squigish

Member
Joined
Dec 27, 2004
ship said:
Vellum amongst a few types of drafting paper is a type that when sent thru a sort of photo copy for architecture blue line machine, will have sufficient transparent qualities to it that a very accurate copy of this page can be made. This as opposed to just large format photo copies that while fairly accurate, that 1 or 2% in accuracy difference can spell a large problem.
Ahh, so the point of using vellum is so that it can go through the blueprint machine?
 

ship

Senior Team Emeritus
Premium Member
Joined
Mar 29, 2003
Location
Illinois
Yes for the most point as opposed to just drafting on news print, that's the general concept of drafting on velum beyond the training aspect of doing so.

Really, if a photo copy is good enough and there is no blue line machine for copies in your production's necessity, some of the best of theories on set building have been presented on napken with Sharpee. All a question of the accuracy necessary and need for others to understand and scale your thoughts to reality. The drafting paper other than velum is way more expensive than it, yet in drafting in ink as long as I did the erasing within say the first hour, was a much better media choice for me. - Very important term this media term, the velum that would allow for erasing one's lines in pencil did not allow for doing this with ink, much less the ink alternative media did not deal well with pencil even in erasing it's layout lines. All a question of media in some forms being better or not for some purposes.
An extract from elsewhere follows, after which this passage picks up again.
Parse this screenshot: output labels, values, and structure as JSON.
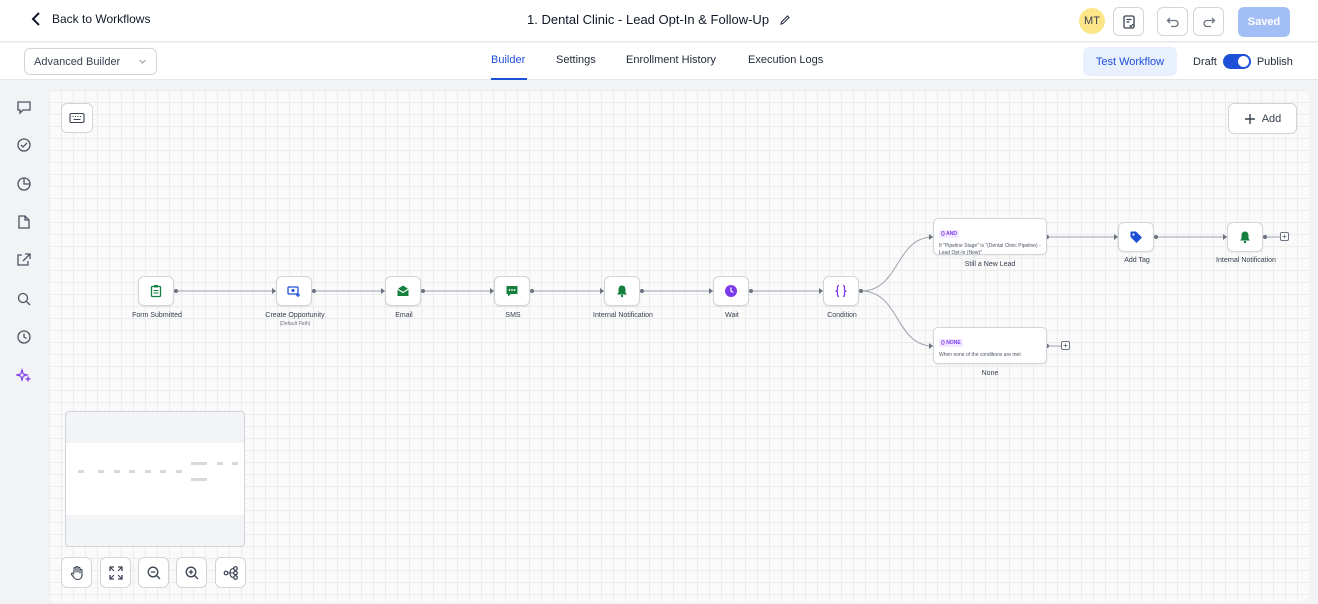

If at least going velum, get the stuff that has a non-blue line re-producing grid to it in making it easier to lay out your drawings. Little lines printed on the velum that make it easier to draft with. Lots of media out there to draft with.
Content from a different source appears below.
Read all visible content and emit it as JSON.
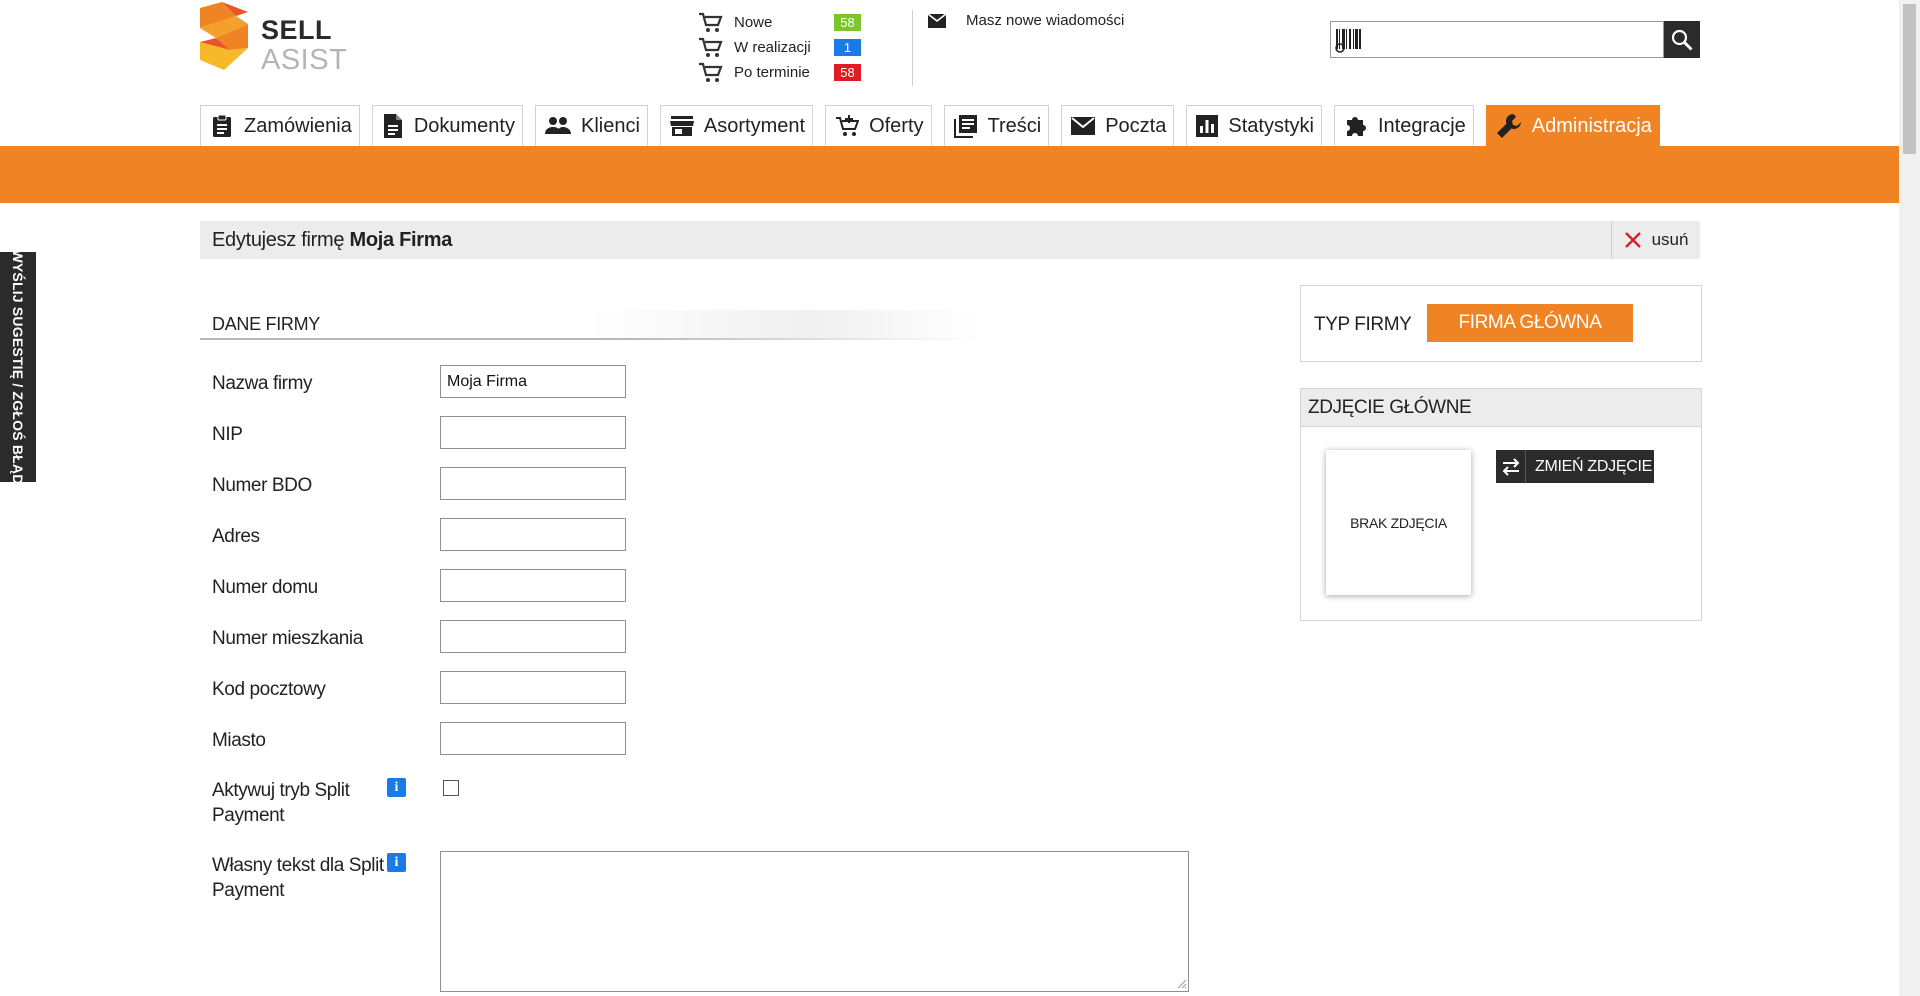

To some extent even if it's a bunch of 8.1/2x11 sheets of paper taped together by way of Auto Cadd printing on a normal printer, or you just taping than drafting, as long as it is sufficient for the necessity of you using it, there is no reason not to. Perhaps for a better thing, one can photo copy what one when they lack real large paper whip out one day in than presenting a drawing still.

This given the Velum and other form of it media has a dual purpose in that you can lay it over say a blue line for the stage and trace what is already drawn as opposed to normal paper. Such velum at very least when drafting can be useful in doing other views. Say you need to copy something into another area of the design say in an elevation of the set as the same as a plan view of a piece of equipment. When drafting on something that's translucient, you can trace, install it behind your media and trace it a second time. But than you also get into drafting on clear media and if not using carbon paper and transfer media. Lots of big budget solutions to experiment with. Need a brick wall, there is stickers out there that you can burnish to the velum and it will than transfer to blue line copies.
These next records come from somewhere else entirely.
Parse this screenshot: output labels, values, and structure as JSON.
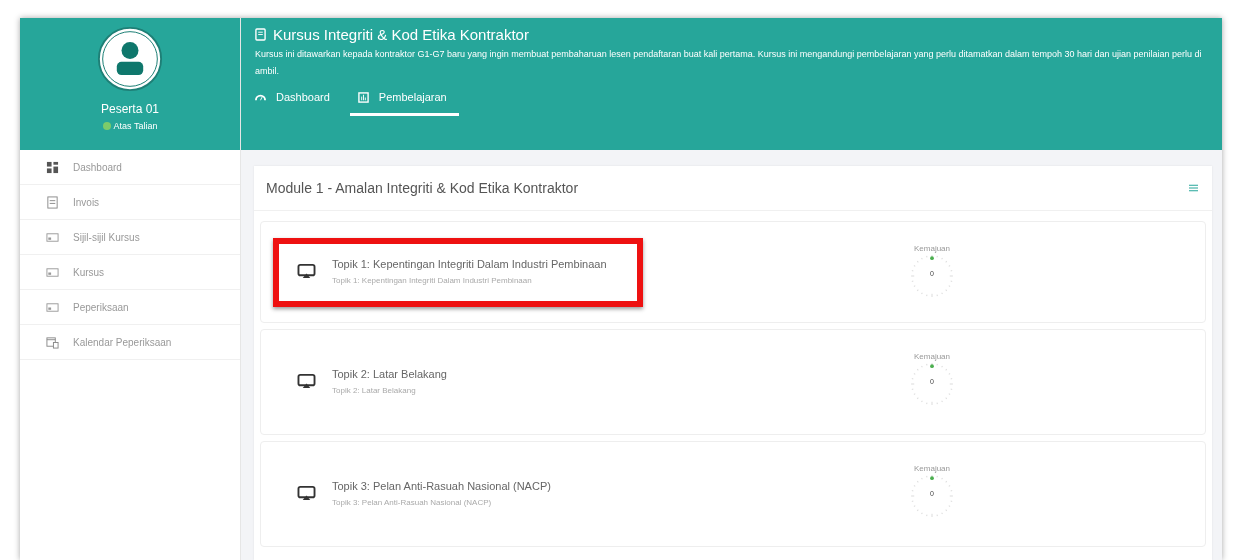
{
  "profile": {
    "name": "Peserta 01",
    "status": "Atas Talian",
    "online": true
  },
  "sidebar": {
    "items": [
      {
        "label": "Dashboard",
        "kind": "grid",
        "selected": false
      },
      {
        "label": "Invois",
        "kind": "invoice",
        "selected": false
      },
      {
        "label": "Sijil-sijil Kursus",
        "kind": "card",
        "selected": false
      },
      {
        "label": "Kursus",
        "kind": "card",
        "selected": false
      },
      {
        "label": "Peperiksaan",
        "kind": "card",
        "selected": false
      },
      {
        "label": "Kalendar Peperiksaan",
        "kind": "calendar",
        "selected": false
      }
    ]
  },
  "header": {
    "title": "Kursus Integriti & Kod Etika Kontraktor",
    "description": "Kursus ini ditawarkan kepada kontraktor G1-G7 baru yang ingin membuat pembaharuan lesen pendaftaran buat kali pertama. Kursus ini mengandungi pembelajaran yang perlu ditamatkan dalam tempoh 30 hari dan ujian penilaian perlu di ambil.",
    "tabs": [
      {
        "label": "Dashboard",
        "kind": "gauge",
        "selected": false
      },
      {
        "label": "Pembelajaran",
        "kind": "board",
        "selected": true
      }
    ]
  },
  "module": {
    "title": "Module 1 - Amalan Integriti & Kod Etika Kontraktor",
    "topics": [
      {
        "title": "Topik 1: Kepentingan Integriti Dalam Industri Pembinaan",
        "subtitle": "Topik 1: Kepentingan Integriti Dalam Industri Pembinaan",
        "highlighted": true,
        "progress_label": "Kemajuan",
        "progress_value": "0"
      },
      {
        "title": "Topik 2: Latar Belakang",
        "subtitle": "Topik 2: Latar Belakang",
        "highlighted": false,
        "progress_label": "Kemajuan",
        "progress_value": "0"
      },
      {
        "title": "Topik 3: Pelan Anti-Rasuah Nasional (NACP)",
        "subtitle": "Topik 3: Pelan Anti-Rasuah Nasional (NACP)",
        "highlighted": false,
        "progress_label": "Kemajuan",
        "progress_value": "0"
      }
    ]
  }
}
Media is the question here. If say doing a painted or colored story board or sketch for the set, why does one need a white paper, much less if texture is of the intent, why would one use photo copy paper when say a what was it elephant texture paper or skin while more expensive might have been more of use. As with all drafting and art, it is a cost thing in balancing your art and expression of idea with what media is necessary to get the intent shown than as the case reproduced.

Velum will go thru a large format photo copier, that inking film I used that would also go thru a blue line machine on the other hand really pissed off the Kinko's guy when it melted within the machine. It's a media thing and if you don't have to blue line, you don't have to velum.
 

disc2slick

Active Member
Joined
Feb 11, 2004
Location
Key West, FL
there's a ton of stuff to be taken into account when drafting on paper. I just finished a semester of hand drafting here at BU and the thing it taught me the most is that truly correct drafting is ridiculously anal and complicated, and I have no idea how to "really" do it.

I'd really recommend grabbing yourself a drafting book (they're available on amazon) and looking through it, its pretty neat and its cool to look at a plot you've drafted by hand. it gives you a feeling of accomplishment, also when you're doing ti by hand it forces you to think very hard about where you are placing each unit.

-dan
 

Users who are viewing this thread